_What you are asked to do_.
Each line with the word "flag" must appear in the answer, copied from the records.

[Component data from apps and pages]
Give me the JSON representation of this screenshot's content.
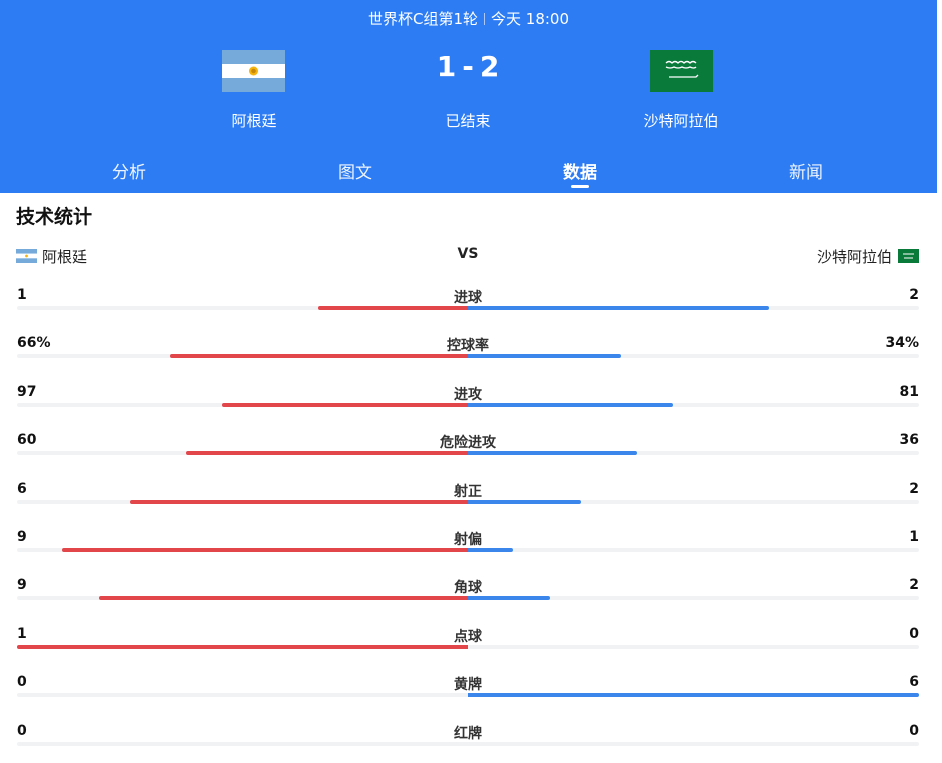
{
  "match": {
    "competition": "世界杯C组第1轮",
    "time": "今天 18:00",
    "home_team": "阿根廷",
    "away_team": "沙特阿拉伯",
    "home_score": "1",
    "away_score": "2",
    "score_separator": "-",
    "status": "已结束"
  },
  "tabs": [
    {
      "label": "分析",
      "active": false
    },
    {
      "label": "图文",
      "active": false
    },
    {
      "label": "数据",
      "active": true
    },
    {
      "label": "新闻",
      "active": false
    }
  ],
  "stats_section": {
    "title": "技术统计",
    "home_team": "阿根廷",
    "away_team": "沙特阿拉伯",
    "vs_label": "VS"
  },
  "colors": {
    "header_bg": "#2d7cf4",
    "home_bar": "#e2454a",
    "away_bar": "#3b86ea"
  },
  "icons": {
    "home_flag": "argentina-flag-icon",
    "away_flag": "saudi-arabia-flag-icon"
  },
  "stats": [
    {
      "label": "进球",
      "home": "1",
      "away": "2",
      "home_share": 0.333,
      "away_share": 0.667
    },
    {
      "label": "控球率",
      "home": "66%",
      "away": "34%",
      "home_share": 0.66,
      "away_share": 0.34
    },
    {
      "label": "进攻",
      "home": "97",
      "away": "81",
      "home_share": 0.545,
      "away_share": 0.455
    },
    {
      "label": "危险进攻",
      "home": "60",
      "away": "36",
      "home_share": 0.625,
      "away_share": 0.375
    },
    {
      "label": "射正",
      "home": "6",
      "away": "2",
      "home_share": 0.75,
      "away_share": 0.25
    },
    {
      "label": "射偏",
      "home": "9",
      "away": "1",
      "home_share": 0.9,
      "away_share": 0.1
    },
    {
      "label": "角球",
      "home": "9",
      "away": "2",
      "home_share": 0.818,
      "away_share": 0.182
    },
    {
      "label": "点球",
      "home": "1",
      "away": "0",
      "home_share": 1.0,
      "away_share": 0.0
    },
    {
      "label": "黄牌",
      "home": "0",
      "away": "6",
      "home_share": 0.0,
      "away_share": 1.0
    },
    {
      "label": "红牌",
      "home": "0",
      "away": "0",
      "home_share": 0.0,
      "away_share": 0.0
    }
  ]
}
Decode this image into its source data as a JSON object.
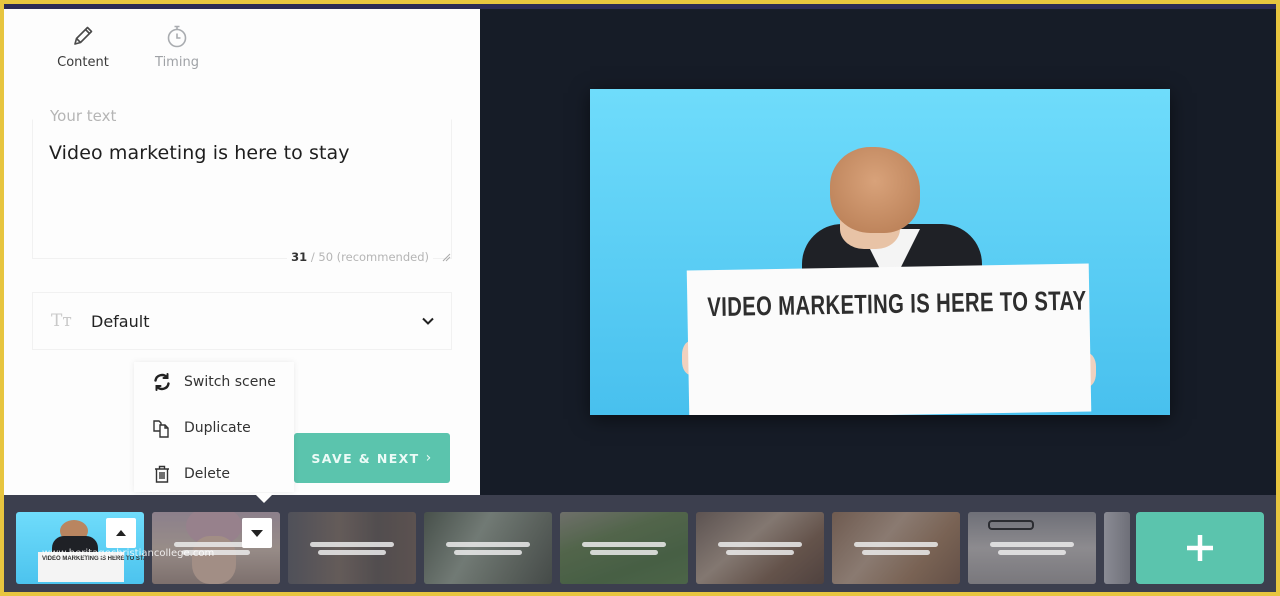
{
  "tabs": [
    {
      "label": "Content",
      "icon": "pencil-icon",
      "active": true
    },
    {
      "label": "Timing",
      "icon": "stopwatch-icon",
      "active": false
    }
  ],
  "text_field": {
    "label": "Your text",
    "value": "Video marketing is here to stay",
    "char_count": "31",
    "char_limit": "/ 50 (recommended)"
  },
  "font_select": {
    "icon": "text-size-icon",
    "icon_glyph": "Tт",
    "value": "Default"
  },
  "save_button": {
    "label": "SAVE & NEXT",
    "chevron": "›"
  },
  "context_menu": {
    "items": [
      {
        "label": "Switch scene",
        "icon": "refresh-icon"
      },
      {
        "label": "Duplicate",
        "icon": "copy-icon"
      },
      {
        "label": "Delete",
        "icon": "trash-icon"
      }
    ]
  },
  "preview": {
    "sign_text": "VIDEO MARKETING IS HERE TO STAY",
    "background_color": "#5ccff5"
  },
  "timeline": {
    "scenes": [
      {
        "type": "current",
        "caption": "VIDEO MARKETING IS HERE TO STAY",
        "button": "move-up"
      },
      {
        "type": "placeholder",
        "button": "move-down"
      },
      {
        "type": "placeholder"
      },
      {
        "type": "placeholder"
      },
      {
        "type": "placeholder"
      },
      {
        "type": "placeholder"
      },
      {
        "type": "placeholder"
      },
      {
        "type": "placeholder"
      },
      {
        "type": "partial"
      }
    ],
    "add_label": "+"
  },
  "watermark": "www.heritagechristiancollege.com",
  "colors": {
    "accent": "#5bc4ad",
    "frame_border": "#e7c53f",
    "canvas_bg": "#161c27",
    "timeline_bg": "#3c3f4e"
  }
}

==

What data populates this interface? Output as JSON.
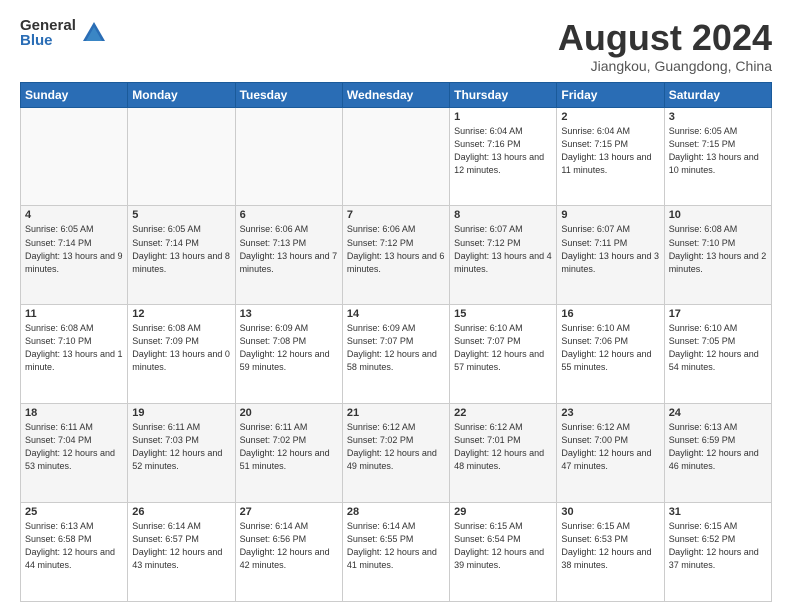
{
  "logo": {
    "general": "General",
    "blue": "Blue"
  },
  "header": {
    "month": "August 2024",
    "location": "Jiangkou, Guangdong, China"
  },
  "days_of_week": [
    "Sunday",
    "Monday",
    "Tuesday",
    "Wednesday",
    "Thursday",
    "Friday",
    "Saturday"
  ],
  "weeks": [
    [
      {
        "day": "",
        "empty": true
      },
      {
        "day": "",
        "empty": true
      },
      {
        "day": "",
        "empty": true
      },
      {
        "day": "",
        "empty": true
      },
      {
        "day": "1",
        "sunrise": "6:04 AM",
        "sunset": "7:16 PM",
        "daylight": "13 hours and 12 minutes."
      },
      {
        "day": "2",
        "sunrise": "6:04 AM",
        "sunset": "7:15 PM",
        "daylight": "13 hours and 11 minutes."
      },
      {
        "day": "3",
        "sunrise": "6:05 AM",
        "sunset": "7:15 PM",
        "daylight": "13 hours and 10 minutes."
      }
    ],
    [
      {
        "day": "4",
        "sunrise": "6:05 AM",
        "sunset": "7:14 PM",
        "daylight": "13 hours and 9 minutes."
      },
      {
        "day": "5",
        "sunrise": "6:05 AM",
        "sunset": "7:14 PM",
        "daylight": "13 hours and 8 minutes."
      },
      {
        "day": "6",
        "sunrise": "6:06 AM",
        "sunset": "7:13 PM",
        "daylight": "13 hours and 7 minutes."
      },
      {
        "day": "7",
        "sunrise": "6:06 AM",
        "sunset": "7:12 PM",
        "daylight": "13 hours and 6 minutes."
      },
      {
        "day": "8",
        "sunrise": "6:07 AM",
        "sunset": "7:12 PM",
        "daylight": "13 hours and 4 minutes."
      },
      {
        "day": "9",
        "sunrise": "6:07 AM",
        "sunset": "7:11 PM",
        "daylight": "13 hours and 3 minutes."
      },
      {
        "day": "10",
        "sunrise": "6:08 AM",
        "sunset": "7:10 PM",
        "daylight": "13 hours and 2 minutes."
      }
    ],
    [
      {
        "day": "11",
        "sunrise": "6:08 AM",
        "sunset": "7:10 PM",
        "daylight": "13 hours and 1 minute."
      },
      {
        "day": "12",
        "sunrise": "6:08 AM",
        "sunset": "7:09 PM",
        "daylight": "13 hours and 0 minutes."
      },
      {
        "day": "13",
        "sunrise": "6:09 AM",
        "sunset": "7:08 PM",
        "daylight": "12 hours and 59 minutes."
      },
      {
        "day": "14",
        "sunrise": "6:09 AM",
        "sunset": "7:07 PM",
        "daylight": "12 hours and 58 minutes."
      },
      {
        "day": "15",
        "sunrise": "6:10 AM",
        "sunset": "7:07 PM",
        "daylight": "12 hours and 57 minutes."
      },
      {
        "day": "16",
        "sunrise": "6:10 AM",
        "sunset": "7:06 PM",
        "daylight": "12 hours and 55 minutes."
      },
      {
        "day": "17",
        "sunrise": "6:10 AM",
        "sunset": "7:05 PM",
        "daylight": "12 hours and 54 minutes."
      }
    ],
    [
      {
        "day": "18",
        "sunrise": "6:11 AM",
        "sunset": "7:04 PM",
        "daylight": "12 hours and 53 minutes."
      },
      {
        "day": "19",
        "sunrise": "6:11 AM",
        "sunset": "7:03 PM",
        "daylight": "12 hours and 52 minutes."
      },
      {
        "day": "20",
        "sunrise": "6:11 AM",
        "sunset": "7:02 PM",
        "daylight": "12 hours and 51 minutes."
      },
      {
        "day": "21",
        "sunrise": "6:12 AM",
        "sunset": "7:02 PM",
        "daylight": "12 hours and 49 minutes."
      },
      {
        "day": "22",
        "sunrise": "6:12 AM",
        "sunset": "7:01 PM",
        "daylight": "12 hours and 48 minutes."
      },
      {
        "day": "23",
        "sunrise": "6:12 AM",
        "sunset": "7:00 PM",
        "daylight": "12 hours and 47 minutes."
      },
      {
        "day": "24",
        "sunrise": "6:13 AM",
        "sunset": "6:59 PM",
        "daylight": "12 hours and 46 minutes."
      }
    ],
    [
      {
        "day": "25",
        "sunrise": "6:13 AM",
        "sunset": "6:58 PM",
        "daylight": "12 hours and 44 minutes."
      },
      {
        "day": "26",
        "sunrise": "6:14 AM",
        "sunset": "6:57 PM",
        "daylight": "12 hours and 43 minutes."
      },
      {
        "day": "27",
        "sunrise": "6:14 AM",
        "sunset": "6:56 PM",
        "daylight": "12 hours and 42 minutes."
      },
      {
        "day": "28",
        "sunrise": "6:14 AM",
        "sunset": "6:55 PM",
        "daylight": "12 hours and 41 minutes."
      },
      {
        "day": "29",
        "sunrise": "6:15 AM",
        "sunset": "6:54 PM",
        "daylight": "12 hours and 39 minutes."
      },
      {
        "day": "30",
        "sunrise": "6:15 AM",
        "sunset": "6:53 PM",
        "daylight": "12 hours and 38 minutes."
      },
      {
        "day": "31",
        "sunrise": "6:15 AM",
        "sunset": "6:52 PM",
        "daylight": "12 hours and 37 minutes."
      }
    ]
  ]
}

_Exercise output_.
    "home_flag": "argentina-flag-icon",
    "away_flag": "saudi-arabia-flag-icon"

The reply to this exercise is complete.